"Finland is one of the largest investors in Estonia, and one of our greatest import and export partners," said Irke Pigil of the Estonian Trade and Investment Board. "If they are doing well, it can only help us."
According to a comprehensive analysis of the economic situation in Finland published by the European Commission at the end of January, Finland has been doing "quite well" since the end of the severe recession of the early '90s - and especially after joining the EU in 1995.
The report notes Estonia's northern neighbor has had an average yearly GDP growth rate of nearly 5 percent since 1994.
Praise was given for the reduction of the country's public deficit, mostly through expenditure cuts, from 8 percent of GDP in 1993 to its current surplus level. Not since 1990 has Finland recorded a surplus in its government accounts.
Other positive features of the Finnish economy include low inflation, appropriate wage trends and low interest rates.
But perhaps the best news contained in the report was the prediction that the good times will continue.
"These solid macroeconomic fundamentals suggest that Finland can continue to grow more quickly than its major trading partners, provided that the country continues to follow sound stability-oriented policies and makes further headway in economic reform," the authors of the report wrote in their conclusion. Financial analysts in Tallinn are optimistic the good times in Finland will spill down into Estonia.
"We see it already," said Urmas Oru of the Estonian Chamber of Commerce. "Finish companies are very active here, they invest very much in Estonia."
Approximately 10 percent of the 2,500 businesses that are part of the Estonian Chamber of Commerce, added Oru, are partly or entirely owned by Fins.
More than half of the direct foreign investment into Estonia comes from Sweden and Finland.

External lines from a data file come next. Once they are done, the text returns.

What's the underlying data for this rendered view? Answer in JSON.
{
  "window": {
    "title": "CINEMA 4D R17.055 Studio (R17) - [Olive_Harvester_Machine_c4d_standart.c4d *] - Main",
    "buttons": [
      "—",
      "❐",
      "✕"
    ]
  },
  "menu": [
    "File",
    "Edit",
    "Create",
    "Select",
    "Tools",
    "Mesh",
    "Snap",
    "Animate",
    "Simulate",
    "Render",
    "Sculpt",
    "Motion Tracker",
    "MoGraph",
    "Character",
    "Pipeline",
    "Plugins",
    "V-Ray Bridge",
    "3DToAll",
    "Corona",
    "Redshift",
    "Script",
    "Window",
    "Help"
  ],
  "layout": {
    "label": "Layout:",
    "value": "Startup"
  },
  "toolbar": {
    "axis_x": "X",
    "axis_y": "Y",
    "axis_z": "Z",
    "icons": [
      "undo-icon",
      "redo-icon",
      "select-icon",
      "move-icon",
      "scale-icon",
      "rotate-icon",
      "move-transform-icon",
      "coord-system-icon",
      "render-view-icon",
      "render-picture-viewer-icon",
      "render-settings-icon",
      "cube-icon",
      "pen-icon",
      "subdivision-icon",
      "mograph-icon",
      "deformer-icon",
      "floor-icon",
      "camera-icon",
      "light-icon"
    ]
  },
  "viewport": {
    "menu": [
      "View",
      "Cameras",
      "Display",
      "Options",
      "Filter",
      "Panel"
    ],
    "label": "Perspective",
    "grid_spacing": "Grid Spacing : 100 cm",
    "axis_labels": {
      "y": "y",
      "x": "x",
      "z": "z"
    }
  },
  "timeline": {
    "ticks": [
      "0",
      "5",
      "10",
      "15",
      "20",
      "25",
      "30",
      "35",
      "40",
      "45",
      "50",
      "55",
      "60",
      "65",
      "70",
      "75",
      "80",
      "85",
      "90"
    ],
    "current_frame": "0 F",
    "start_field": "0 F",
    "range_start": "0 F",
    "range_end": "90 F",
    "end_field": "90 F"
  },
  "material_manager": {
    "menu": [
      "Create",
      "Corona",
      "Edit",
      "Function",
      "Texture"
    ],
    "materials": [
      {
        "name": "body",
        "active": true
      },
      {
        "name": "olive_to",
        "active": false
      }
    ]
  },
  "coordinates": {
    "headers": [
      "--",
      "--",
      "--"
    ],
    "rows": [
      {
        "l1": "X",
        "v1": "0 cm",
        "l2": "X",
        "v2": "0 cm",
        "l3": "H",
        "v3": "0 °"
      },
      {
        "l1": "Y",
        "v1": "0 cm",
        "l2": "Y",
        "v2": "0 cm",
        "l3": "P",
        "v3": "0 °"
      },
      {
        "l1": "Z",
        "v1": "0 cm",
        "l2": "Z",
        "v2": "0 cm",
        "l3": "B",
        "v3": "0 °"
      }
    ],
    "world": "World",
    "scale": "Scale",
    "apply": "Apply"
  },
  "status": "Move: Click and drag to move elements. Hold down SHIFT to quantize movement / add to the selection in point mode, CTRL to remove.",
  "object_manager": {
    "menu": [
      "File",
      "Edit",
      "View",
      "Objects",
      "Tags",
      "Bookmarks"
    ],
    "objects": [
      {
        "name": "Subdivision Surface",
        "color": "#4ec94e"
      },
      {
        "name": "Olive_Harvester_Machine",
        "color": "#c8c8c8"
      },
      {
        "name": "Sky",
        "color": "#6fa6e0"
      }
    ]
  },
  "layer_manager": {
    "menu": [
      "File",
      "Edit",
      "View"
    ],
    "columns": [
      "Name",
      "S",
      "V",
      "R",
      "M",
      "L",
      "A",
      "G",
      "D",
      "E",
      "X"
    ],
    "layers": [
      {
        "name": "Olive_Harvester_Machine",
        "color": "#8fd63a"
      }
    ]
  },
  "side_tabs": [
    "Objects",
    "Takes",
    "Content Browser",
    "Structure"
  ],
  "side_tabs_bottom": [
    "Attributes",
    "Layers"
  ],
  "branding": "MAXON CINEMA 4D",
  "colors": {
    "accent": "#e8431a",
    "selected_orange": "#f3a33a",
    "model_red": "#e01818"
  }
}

"In the first half of 1998 Finland was the top foreign investor, in the second half it was surpassed by Sweden but only because of huge Swedish investment into Uhispank," said Pigil.
Demand for Estonian goods in Finland, which has always been strong, seems to be on the rise. Since the onset of the Russian economic crisis last August, Finland has replaced Russia as the top destination for Estonian goods, according to recent figures from the Bank of Estonia.
In November and October of last year, the last months for which figures are available, 23 percent of Estonia's exports went to Finland. Russia, which had been Estonia's top customer in 1997, purchased only 10 percent of Estonia's goods during those months.
The study, released Jan. 28, was conducted by the Directorate-General for Economic and Financial Affairs as part of the European Commission's regular monitoring of the economic policies of EU member states.